STUDY MATERIAL –
⟨

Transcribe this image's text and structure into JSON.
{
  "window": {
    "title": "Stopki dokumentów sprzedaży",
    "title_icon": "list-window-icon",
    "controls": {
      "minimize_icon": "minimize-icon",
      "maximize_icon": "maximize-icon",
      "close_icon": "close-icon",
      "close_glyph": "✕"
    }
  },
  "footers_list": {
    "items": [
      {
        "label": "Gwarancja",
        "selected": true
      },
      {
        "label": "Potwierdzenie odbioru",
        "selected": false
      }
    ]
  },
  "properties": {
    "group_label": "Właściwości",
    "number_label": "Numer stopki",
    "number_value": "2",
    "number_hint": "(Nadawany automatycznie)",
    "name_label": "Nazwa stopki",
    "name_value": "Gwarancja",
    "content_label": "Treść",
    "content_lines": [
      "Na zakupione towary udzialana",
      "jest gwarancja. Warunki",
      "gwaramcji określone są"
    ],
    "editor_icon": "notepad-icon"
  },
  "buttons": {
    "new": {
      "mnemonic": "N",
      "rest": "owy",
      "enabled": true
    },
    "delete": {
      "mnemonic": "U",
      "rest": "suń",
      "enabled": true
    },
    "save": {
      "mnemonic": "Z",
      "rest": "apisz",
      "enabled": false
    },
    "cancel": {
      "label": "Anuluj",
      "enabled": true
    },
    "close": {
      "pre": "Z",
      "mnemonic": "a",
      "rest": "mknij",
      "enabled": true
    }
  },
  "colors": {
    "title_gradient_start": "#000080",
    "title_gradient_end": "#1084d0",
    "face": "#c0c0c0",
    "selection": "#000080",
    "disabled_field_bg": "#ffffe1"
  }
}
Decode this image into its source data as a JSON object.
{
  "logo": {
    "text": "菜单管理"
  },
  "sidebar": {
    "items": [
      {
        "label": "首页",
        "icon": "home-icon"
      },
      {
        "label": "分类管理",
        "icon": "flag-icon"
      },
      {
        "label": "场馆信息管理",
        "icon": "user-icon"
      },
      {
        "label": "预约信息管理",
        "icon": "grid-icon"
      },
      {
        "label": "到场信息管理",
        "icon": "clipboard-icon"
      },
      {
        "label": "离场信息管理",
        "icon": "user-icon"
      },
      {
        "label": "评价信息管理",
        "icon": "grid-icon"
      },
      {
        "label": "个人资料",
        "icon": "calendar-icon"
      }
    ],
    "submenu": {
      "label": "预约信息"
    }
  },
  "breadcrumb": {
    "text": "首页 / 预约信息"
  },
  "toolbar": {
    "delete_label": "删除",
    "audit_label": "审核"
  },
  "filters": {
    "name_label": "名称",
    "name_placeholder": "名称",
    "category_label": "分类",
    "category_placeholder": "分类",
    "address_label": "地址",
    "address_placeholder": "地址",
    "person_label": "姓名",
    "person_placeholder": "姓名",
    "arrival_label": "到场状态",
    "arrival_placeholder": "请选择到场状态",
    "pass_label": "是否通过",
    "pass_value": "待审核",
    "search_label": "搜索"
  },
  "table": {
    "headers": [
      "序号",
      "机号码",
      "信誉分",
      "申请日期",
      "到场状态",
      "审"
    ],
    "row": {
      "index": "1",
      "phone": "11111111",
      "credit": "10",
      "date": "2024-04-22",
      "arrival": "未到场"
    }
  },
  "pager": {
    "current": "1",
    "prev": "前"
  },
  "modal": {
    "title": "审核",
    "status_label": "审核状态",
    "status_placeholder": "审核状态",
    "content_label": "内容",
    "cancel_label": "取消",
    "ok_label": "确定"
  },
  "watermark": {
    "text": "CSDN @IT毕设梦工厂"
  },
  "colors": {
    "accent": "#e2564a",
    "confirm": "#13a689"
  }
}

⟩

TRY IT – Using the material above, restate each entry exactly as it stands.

ANSWER TO THIS TASK –
Transcribe this image's text and structure into JSON.
{
  "window": {
    "title": "Stopki dokumentów sprzedaży",
    "title_icon": "list-window-icon",
    "controls": {
      "minimize_icon": "minimize-icon",
      "maximize_icon": "maximize-icon",
      "close_icon": "close-icon",
      "close_glyph": "✕"
    }
  },
  "footers_list": {
    "items": [
      {
        "label": "Gwarancja",
        "selected": true
      },
      {
        "label": "Potwierdzenie odbioru",
        "selected": false
      }
    ]
  },
  "properties": {
    "group_label": "Właściwości",
    "number_label": "Numer stopki",
    "number_value": "2",
    "number_hint": "(Nadawany automatycznie)",
    "name_label": "Nazwa stopki",
    "name_value": "Gwarancja",
    "content_label": "Treść",
    "content_lines": [
      "Na zakupione towary udzialana",
      "jest gwarancja. Warunki",
      "gwaramcji określone są"
    ],
    "editor_icon": "notepad-icon"
  },
  "buttons": {
    "new": {
      "mnemonic": "N",
      "rest": "owy",
      "enabled": true
    },
    "delete": {
      "mnemonic": "U",
      "rest": "suń",
      "enabled": true
    },
    "save": {
      "mnemonic": "Z",
      "rest": "apisz",
      "enabled": false
    },
    "cancel": {
      "label": "Anuluj",
      "enabled": true
    },
    "close": {
      "pre": "Z",
      "mnemonic": "a",
      "rest": "mknij",
      "enabled": true
    }
  },
  "colors": {
    "title_gradient_start": "#000080",
    "title_gradient_end": "#1084d0",
    "face": "#c0c0c0",
    "selection": "#000080",
    "disabled_field_bg": "#ffffe1"
  }
}
Decode this image into its source data as a JSON object.
{
  "logo": {
    "text": "菜单管理"
  },
  "sidebar": {
    "items": [
      {
        "label": "首页",
        "icon": "home-icon"
      },
      {
        "label": "分类管理",
        "icon": "flag-icon"
      },
      {
        "label": "场馆信息管理",
        "icon": "user-icon"
      },
      {
        "label": "预约信息管理",
        "icon": "grid-icon"
      },
      {
        "label": "到场信息管理",
        "icon": "clipboard-icon"
      },
      {
        "label": "离场信息管理",
        "icon": "user-icon"
      },
      {
        "label": "评价信息管理",
        "icon": "grid-icon"
      },
      {
        "label": "个人资料",
        "icon": "calendar-icon"
      }
    ],
    "submenu": {
      "label": "预约信息"
    }
  },
  "breadcrumb": {
    "text": "首页 / 预约信息"
  },
  "toolbar": {
    "delete_label": "删除",
    "audit_label": "审核"
  },
  "filters": {
    "name_label": "名称",
    "name_placeholder": "名称",
    "category_label": "分类",
    "category_placeholder": "分类",
    "address_label": "地址",
    "address_placeholder": "地址",
    "person_label": "姓名",
    "person_placeholder": "姓名",
    "arrival_label": "到场状态",
    "arrival_placeholder": "请选择到场状态",
    "pass_label": "是否通过",
    "pass_value": "待审核",
    "search_label": "搜索"
  },
  "table": {
    "headers": [
      "序号",
      "机号码",
      "信誉分",
      "申请日期",
      "到场状态",
      "审"
    ],
    "row": {
      "index": "1",
      "phone": "11111111",
      "credit": "10",
      "date": "2024-04-22",
      "arrival": "未到场"
    }
  },
  "pager": {
    "current": "1",
    "prev": "前"
  },
  "modal": {
    "title": "审核",
    "status_label": "审核状态",
    "status_placeholder": "审核状态",
    "content_label": "内容",
    "cancel_label": "取消",
    "ok_label": "确定"
  },
  "watermark": {
    "text": "CSDN @IT毕设梦工厂"
  },
  "colors": {
    "accent": "#e2564a",
    "confirm": "#13a689"
  }
}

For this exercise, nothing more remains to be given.